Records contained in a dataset

--------------------

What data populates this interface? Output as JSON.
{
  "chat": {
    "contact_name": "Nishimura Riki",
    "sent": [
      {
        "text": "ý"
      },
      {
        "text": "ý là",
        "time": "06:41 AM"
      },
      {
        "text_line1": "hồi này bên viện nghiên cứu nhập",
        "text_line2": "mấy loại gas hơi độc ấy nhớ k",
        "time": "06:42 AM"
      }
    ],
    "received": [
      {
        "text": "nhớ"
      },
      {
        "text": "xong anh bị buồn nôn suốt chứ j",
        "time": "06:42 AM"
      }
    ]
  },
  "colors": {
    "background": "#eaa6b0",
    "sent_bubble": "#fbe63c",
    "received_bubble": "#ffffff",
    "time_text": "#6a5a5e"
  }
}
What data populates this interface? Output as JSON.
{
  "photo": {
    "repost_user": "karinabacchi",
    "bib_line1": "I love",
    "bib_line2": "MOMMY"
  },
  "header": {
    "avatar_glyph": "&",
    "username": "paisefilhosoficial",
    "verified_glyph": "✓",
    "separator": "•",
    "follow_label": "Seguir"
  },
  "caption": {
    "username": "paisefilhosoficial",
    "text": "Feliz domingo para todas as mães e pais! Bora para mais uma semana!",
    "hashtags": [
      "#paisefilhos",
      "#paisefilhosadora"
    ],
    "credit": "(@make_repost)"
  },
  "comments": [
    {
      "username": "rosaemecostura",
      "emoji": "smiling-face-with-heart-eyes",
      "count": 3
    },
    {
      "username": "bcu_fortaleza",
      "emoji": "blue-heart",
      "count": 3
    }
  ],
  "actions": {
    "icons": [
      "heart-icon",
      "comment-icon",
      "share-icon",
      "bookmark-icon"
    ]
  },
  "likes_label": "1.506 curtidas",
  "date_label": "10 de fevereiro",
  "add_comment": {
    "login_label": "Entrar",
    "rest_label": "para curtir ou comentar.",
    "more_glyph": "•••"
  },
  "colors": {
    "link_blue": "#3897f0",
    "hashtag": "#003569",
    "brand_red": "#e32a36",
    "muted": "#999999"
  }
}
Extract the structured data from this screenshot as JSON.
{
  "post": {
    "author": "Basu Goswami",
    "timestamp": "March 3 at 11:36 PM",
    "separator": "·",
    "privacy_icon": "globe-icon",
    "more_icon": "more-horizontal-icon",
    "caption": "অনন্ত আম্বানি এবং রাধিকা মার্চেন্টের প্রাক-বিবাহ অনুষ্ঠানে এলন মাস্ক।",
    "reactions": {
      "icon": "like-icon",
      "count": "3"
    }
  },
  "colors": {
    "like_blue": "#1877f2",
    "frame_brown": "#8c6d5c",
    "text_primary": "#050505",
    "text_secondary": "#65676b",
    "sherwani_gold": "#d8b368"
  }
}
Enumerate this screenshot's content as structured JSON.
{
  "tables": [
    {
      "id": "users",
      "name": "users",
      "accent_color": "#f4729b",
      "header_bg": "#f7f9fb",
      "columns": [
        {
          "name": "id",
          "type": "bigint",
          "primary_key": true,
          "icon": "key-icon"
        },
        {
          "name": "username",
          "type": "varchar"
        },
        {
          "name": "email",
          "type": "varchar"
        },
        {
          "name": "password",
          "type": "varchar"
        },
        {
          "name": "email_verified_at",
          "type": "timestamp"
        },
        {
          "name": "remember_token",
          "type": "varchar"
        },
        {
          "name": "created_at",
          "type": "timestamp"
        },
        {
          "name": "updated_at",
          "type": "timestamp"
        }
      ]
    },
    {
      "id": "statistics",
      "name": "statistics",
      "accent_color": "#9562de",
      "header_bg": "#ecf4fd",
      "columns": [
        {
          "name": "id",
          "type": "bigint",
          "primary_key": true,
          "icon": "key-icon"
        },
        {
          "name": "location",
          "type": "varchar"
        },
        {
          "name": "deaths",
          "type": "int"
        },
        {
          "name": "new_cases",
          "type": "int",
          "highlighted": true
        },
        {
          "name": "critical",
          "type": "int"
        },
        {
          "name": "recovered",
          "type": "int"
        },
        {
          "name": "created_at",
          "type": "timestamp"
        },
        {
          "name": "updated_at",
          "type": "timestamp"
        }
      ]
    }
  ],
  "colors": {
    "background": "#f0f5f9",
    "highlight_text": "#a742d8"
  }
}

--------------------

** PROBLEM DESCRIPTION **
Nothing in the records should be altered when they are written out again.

** SOLVED EXERCISE **
What data populates this interface? Output as JSON.
{
  "chat": {
    "contact_name": "Nishimura Riki",
    "sent": [
      {
        "text": "ý"
      },
      {
        "text": "ý là",
        "time": "06:41 AM"
      },
      {
        "text_line1": "hồi này bên viện nghiên cứu nhập",
        "text_line2": "mấy loại gas hơi độc ấy nhớ k",
        "time": "06:42 AM"
      }
    ],
    "received": [
      {
        "text": "nhớ"
      },
      {
        "text": "xong anh bị buồn nôn suốt chứ j",
        "time": "06:42 AM"
      }
    ]
  },
  "colors": {
    "background": "#eaa6b0",
    "sent_bubble": "#fbe63c",
    "received_bubble": "#ffffff",
    "time_text": "#6a5a5e"
  }
}
What data populates this interface? Output as JSON.
{
  "photo": {
    "repost_user": "karinabacchi",
    "bib_line1": "I love",
    "bib_line2": "MOMMY"
  },
  "header": {
    "avatar_glyph": "&",
    "username": "paisefilhosoficial",
    "verified_glyph": "✓",
    "separator": "•",
    "follow_label": "Seguir"
  },
  "caption": {
    "username": "paisefilhosoficial",
    "text": "Feliz domingo para todas as mães e pais! Bora para mais uma semana!",
    "hashtags": [
      "#paisefilhos",
      "#paisefilhosadora"
    ],
    "credit": "(@make_repost)"
  },
  "comments": [
    {
      "username": "rosaemecostura",
      "emoji": "smiling-face-with-heart-eyes",
      "count": 3
    },
    {
      "username": "bcu_fortaleza",
      "emoji": "blue-heart",
      "count": 3
    }
  ],
  "actions": {
    "icons": [
      "heart-icon",
      "comment-icon",
      "share-icon",
      "bookmark-icon"
    ]
  },
  "likes_label": "1.506 curtidas",
  "date_label": "10 de fevereiro",
  "add_comment": {
    "login_label": "Entrar",
    "rest_label": "para curtir ou comentar.",
    "more_glyph": "•••"
  },
  "colors": {
    "link_blue": "#3897f0",
    "hashtag": "#003569",
    "brand_red": "#e32a36",
    "muted": "#999999"
  }
}
Extract the structured data from this screenshot as JSON.
{
  "post": {
    "author": "Basu Goswami",
    "timestamp": "March 3 at 11:36 PM",
    "separator": "·",
    "privacy_icon": "globe-icon",
    "more_icon": "more-horizontal-icon",
    "caption": "অনন্ত আম্বানি এবং রাধিকা মার্চেন্টের প্রাক-বিবাহ অনুষ্ঠানে এলন মাস্ক।",
    "reactions": {
      "icon": "like-icon",
      "count": "3"
    }
  },
  "colors": {
    "like_blue": "#1877f2",
    "frame_brown": "#8c6d5c",
    "text_primary": "#050505",
    "text_secondary": "#65676b",
    "sherwani_gold": "#d8b368"
  }
}
Enumerate this screenshot's content as structured JSON.
{
  "tables": [
    {
      "id": "users",
      "name": "users",
      "accent_color": "#f4729b",
      "header_bg": "#f7f9fb",
      "columns": [
        {
          "name": "id",
          "type": "bigint",
          "primary_key": true,
          "icon": "key-icon"
        },
        {
          "name": "username",
          "type": "varchar"
        },
        {
          "name": "email",
          "type": "varchar"
        },
        {
          "name": "password",
          "type": "varchar"
        },
        {
          "name": "email_verified_at",
          "type": "timestamp"
        },
        {
          "name": "remember_token",
          "type": "varchar"
        },
        {
          "name": "created_at",
          "type": "timestamp"
        },
        {
          "name": "updated_at",
          "type": "timestamp"
        }
      ]
    },
    {
      "id": "statistics",
      "name": "statistics",
      "accent_color": "#9562de",
      "header_bg": "#ecf4fd",
      "columns": [
        {
          "name": "id",
          "type": "bigint",
          "primary_key": true,
          "icon": "key-icon"
        },
        {
          "name": "location",
          "type": "varchar"
        },
        {
          "name": "deaths",
          "type": "int"
        },
        {
          "name": "new_cases",
          "type": "int",
          "highlighted": true
        },
        {
          "name": "critical",
          "type": "int"
        },
        {
          "name": "recovered",
          "type": "int"
        },
        {
          "name": "created_at",
          "type": "timestamp"
        },
        {
          "name": "updated_at",
          "type": "timestamp"
        }
      ]
    }
  ],
  "colors": {
    "background": "#f0f5f9",
    "highlight_text": "#a742d8"
  }
}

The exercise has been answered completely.